▸ **What is required**: Wherever the string "Neue" occurs in a line of these records, report that line.

▸ **Available data**:
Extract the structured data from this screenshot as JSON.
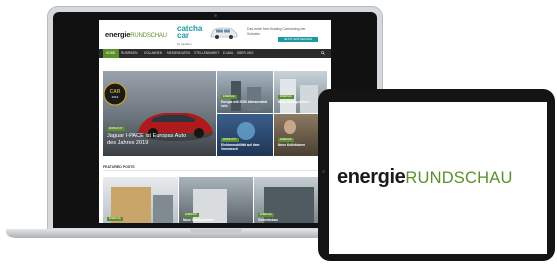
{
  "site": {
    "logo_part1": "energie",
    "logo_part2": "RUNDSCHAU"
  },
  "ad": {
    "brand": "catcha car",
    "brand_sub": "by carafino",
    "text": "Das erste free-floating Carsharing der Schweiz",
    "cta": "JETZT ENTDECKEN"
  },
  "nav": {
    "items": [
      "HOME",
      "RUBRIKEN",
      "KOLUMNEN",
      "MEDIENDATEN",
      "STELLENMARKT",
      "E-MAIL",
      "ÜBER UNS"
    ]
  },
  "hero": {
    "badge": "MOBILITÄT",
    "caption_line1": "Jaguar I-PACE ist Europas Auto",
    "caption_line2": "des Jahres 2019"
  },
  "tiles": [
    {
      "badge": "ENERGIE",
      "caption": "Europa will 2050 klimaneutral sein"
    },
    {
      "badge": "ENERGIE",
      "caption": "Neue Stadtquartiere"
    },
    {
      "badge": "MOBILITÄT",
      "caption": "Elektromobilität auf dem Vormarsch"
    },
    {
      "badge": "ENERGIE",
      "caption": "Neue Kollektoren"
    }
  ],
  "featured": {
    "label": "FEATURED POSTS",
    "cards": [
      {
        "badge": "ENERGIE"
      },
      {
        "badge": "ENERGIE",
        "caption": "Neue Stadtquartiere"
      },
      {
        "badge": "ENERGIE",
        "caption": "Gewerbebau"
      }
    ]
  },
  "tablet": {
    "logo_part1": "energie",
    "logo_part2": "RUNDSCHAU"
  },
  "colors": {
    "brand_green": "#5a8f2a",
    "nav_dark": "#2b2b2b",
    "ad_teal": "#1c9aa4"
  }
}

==

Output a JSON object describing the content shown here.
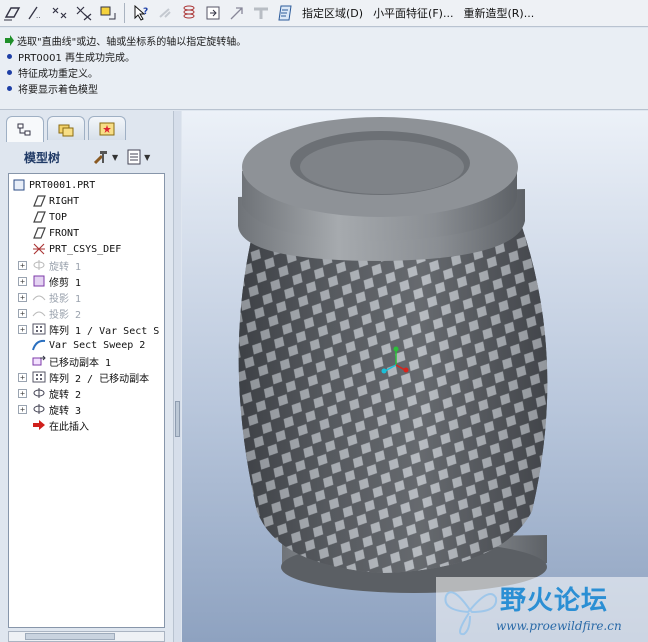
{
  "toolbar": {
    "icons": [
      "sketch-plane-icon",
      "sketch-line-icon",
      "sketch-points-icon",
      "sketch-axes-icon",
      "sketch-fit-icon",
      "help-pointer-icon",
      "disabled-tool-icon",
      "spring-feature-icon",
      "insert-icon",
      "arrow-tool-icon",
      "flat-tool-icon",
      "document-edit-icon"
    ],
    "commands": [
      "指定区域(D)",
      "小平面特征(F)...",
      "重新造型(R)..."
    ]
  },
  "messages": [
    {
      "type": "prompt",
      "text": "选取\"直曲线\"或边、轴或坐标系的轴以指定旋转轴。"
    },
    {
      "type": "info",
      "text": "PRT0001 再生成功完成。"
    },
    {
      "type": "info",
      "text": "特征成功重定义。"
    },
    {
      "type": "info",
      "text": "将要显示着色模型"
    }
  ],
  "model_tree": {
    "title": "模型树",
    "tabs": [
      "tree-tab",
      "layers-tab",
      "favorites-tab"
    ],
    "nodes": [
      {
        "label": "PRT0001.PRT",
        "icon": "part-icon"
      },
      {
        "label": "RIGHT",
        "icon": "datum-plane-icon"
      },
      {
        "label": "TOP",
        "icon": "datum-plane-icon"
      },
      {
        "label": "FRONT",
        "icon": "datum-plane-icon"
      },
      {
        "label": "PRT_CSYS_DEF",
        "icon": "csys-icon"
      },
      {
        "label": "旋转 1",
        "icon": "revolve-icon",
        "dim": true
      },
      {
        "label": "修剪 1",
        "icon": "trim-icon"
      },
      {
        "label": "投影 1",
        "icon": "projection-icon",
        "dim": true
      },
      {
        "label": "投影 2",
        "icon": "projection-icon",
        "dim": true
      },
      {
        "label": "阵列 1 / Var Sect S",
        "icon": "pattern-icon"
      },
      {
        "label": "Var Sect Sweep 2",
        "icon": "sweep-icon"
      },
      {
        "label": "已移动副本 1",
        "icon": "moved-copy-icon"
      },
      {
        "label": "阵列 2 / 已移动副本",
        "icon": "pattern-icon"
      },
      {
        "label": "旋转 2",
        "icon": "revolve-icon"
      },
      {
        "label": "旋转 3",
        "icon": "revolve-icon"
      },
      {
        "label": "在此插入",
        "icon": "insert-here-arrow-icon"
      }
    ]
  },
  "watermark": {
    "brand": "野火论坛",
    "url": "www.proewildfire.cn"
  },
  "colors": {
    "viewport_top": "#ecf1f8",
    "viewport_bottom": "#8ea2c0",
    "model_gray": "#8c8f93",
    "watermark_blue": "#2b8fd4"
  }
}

▸ **Reply to the task**:
      "caption": "Neue Stadtquartiere"
      "caption": "Neue Kollektoren"
        "caption": "Neue Stadtquartiere"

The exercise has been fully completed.